(R., Vol. I, p. 98 (emphasis added).)
It is clear from the district court's Amended Judgment that only the calculation of interest was amended to reflect the $50,000 settlement between the plaintiff and Smeal. The Amended Judgment states that the award of damages remained in the amount of $490,000. Apparently through inadvertence, the district court neglected to amend the amount of the original judgment to $440,000.
We hold that the damage award should have been reduced by $50,000 to $440,000 in accordance with C.R.S. 13-50.5-105. In Perlmutter v. Blessing, 706 P.2d 772, 776 (Colo.1985), the Colorado Supreme Court interpreted the phrase "claim against the other [tortfeasors]" in C.R.S. Sec. 13-50.5-105(1) (a) "to comprise the entire judgment ..." whether or not the original defendants were jointly and severally liable. In addition, the court noted that the term "injury" refers to the consequences of a tortious act or omission, such as wrongful death." Id. at 775 n. 2. This case involves a wrongful death action against both PSC and Smeal. The release in this case was executed by plaintiff as consideration for the $50,000 paid by Smeal to settle plaintiff's wrongful death claim against it. Under the facts of this case, we hold that the district court was clearly erroneous in not reducing the $490,000 judgment by the $50,000 paid by Smeal as required by C.R.S. Sec. 13-50.5-105(1) (a). The case is therefore remanded to the district court to reduce the judgment by $50,000.
AFFIRMED in part and REVERSED in part.
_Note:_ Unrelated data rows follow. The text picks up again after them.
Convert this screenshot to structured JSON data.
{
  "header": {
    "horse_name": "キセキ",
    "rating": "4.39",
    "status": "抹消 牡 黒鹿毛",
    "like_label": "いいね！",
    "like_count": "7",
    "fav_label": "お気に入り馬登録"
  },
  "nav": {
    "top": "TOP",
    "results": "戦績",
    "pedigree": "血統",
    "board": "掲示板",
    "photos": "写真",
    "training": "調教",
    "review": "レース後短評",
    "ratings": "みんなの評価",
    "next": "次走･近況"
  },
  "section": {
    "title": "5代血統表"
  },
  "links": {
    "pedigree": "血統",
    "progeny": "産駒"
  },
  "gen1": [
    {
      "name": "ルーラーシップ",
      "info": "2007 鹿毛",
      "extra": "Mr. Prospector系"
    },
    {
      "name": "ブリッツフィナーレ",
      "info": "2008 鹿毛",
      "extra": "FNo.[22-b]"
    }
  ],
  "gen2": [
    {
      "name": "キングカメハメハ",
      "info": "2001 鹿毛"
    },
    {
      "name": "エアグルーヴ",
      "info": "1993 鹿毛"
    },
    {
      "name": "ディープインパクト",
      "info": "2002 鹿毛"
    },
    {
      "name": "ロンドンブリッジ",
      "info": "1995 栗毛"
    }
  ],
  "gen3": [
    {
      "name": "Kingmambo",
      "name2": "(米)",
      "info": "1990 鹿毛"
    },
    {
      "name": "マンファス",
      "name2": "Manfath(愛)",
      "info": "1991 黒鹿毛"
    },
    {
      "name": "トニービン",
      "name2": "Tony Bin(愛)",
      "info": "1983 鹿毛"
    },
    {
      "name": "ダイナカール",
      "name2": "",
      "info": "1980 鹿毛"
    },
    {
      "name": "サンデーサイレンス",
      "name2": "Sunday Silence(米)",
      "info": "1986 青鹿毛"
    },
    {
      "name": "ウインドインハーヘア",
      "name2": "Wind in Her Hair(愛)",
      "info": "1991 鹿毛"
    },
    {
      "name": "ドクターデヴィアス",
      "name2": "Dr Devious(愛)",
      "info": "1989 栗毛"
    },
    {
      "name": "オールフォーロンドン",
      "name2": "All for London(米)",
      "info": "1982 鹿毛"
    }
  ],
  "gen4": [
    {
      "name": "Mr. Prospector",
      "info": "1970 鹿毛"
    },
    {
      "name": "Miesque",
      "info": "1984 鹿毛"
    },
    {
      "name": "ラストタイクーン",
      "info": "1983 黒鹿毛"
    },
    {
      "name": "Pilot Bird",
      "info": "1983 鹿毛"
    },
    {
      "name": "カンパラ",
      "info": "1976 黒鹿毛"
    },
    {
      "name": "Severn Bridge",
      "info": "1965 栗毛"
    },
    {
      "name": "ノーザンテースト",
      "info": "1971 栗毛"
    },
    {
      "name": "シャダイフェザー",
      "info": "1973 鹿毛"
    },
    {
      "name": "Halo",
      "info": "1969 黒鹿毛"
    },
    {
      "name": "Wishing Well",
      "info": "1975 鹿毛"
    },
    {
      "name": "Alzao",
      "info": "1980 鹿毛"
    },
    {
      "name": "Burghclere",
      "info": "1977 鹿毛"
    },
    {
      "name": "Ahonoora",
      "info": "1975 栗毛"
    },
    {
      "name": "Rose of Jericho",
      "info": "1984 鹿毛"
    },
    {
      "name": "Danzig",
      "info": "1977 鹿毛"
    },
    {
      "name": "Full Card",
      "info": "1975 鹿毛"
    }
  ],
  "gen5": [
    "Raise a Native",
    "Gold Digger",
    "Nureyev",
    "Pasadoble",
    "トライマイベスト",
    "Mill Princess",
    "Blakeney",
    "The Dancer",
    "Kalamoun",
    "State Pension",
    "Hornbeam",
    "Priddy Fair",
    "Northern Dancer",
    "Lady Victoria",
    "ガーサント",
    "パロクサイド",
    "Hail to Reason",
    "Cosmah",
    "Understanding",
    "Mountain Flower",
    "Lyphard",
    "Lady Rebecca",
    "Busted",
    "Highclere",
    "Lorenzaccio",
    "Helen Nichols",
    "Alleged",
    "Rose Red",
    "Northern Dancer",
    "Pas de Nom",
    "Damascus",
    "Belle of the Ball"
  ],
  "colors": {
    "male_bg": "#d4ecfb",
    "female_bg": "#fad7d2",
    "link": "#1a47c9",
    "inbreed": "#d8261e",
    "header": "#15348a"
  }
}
SEYMOUR, Circuit Judge, concurring.
I concur generally in the analyses and conclusions in the majority opinion with the exception of the majority's application of the clearly erroneous standard to the trial judge's interpretation of state law. For the reasons I previously set out in Carter v. City of Salina, 773 F.2d 251, 256 (10th Cir. 1985) (Seymour, J., concurring), I do not believe that this standard is the appropriate one for our review of the district court's conclusion that PSC owed the decedent the highest degree of care.
I nonetheless concur because the Colorado Supreme Court has made clear its intention that the highest degree of care be applied to inherently dangerous activities, including electricity. See Blueflame Gas, Inc. v. Van Hoose, 679 P.2d 579 (Colo.1984) (propane gas); Federal Insurance Co. v. Public Service Co., 194 Colo. 107, 570 P.2d 239 (1977) (electricity); Hook v. Lakeside Park Co., 142 Colo. 277, 351 P.2d 261 (1960) (amusement device). See also Pizza v. Wolf Creek Ski Development Corp., 711 P.2d 671, 683 (Colo.1985) (ski area operation held not inherently dangerous in contrast to above cases). In light of the cited cases, PSC's argument that the standard of care depends on the sophistication and knowledge of the particular victim is unpersuasive. I would hold, as a matter of law, that Colorado would apply the highest degree of care to this case.